The FBI agent also said calls were intercepted between April 2011 and January 2012, according to Reuters's Jonathan Stempel. “Marston said the FBI tapped into more than 800 calls on the encrypted system with the help of a cooperating witness, Cristian Rodriguez,” Reuters reported.
— More cybersecurity news from the public sector:
— You may soon be able to skip passwords on your iPhone and use a hardware security key instead. The company Yubico announced a version of its YubiKey that will be usable on iPhones' Lightning ports and will also connect to USB-C ports, the Verge's Russell Brandom reported. Security keys are more secure than a password and can be used in two-factor authentication or to replace a password altogether. “The device is currently in private preview and Yubico’s production plans are still in flux, but the company hopes [that] the new key will go on sale sometime in 2019,” according to the Verge. “In part, the early preview is meant as a wakeup call to developers to include Lightning login capabilities in their apps.”
Should Apple's iOS operating system adopt an approach where users can log in without a password, then such a “passwordless login standard” will have reached every major operating system, Wired's Brian Barrett noted. “A green light for an iOS YubiKey may be relatively minor news, but it signifies a promising future, one in which the only password you have to remember for any of your devices lives not in your memory, but on your key ring,” Barrett wrote.

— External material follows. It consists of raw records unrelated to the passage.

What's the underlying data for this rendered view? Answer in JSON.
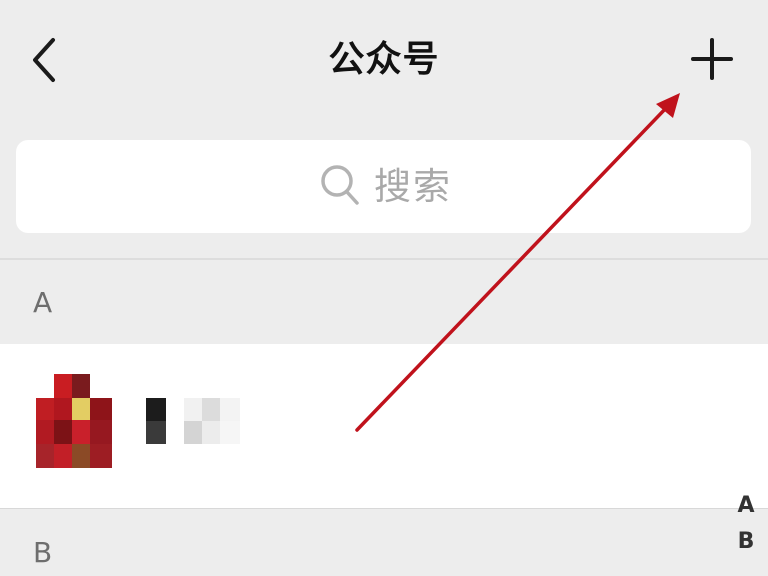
{
  "nav": {
    "title": "公众号",
    "back_icon": "chevron-left-icon",
    "add_icon": "plus-icon"
  },
  "search": {
    "placeholder": "搜索",
    "icon": "search-icon"
  },
  "sections": [
    {
      "header": "A",
      "items": [
        {
          "name": "",
          "avatar": "pixelated-red-avatar"
        }
      ]
    },
    {
      "header": "B",
      "items": []
    }
  ],
  "index_bar": {
    "letters": [
      "A",
      "B"
    ]
  },
  "colors": {
    "page_background": "#ededed",
    "card_background": "#ffffff",
    "annotation_arrow": "#c0121c",
    "placeholder_text": "#a9a9a9"
  }
}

— More cybersecurity news from the private sector:
— The housewares company OXO has been struck several times by the Magecart malware, which skims information from billing forms online, CyberScoop's Greg Otto reported. “In a letter obtained by CyberScoop dated Dec. 26, the company says it discovered ‘the security of certain personal information’ had been compromised via the company’s website” in 2017 and 2018 in three incidents, Otto reported.
— More news about cybersecurity incidents:
— Israel said it is ready to prevent any foreign attempts to interfere in its elections. “Israel’s Shin Bet security service assured the public Wednesday it was well prepared to thwart any foreign intervention in the country’s upcoming elections, after its director warned such efforts were being made by a world power. Suspicions immediately fell on Russia,” the Associated Press's Aron Heller reported. “The unusual Shin Bet statement followed a TV report that Shin Bet chief Nadav Argaman recently told a closed audience that a foreign country was trying to intervene in the April elections and that operatives were trying to meddle via hackers and cyber technology.”
- The Brookings Institution hosts a discussion titled “How China and the U.S. are advancing artificial intelligence” on Jan. 14.
- The Center for Strategic and International Studies hosts a discussion on the Justice Department's responses to cyber threats on Jan. 15.
Trump's full address to the nation on border security:
Schumer and Pelosi's full response to Trump's border address:
Watch Fox News downplay the government shutdown: